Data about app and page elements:
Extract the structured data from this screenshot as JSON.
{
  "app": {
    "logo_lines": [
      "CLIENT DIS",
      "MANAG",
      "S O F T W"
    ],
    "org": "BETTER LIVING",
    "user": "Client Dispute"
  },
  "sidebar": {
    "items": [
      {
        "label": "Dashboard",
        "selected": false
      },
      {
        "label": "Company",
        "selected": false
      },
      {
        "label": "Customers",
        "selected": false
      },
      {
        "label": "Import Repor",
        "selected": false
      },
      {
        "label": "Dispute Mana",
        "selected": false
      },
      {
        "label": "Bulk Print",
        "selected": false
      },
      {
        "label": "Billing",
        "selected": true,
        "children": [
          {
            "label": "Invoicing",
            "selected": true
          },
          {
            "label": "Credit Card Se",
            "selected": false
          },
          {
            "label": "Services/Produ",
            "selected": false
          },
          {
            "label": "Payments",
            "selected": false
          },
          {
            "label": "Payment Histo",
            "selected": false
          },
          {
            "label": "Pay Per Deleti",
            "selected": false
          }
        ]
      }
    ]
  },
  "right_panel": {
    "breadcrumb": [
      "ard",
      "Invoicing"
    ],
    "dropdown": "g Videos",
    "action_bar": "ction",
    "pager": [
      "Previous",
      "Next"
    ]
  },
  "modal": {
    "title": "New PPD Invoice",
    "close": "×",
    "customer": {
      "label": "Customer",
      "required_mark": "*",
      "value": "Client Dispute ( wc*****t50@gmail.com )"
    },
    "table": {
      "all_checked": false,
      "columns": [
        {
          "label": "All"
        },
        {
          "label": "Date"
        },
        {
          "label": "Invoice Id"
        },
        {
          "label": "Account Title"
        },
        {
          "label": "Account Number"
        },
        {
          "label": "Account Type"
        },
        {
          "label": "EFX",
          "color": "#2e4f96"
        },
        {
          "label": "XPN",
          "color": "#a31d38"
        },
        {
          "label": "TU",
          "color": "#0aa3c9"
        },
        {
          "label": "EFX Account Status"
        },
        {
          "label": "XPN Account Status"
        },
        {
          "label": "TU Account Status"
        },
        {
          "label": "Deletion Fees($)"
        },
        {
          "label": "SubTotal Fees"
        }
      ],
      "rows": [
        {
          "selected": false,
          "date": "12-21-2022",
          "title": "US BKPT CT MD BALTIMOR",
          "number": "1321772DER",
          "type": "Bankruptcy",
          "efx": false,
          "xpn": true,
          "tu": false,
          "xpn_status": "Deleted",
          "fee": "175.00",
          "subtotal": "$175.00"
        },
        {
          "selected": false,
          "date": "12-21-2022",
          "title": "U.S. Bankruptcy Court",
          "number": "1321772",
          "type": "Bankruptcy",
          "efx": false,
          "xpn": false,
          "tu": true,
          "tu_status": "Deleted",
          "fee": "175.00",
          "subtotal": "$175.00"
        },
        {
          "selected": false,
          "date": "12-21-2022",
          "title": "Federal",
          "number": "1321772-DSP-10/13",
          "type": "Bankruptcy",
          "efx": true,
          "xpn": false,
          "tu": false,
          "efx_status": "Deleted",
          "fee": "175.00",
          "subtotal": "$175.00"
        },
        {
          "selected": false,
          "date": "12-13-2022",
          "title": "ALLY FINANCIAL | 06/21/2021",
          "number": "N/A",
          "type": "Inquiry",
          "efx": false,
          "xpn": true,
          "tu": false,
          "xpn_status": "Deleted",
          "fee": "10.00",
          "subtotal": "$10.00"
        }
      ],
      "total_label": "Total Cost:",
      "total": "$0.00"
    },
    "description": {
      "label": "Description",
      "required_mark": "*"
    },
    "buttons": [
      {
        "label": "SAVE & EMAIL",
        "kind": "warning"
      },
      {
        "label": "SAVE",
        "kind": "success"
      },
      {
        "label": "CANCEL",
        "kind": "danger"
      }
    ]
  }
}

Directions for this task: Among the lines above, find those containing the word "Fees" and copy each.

Result of the task:
          "label": "Deletion Fees($)"
          "label": "SubTotal Fees"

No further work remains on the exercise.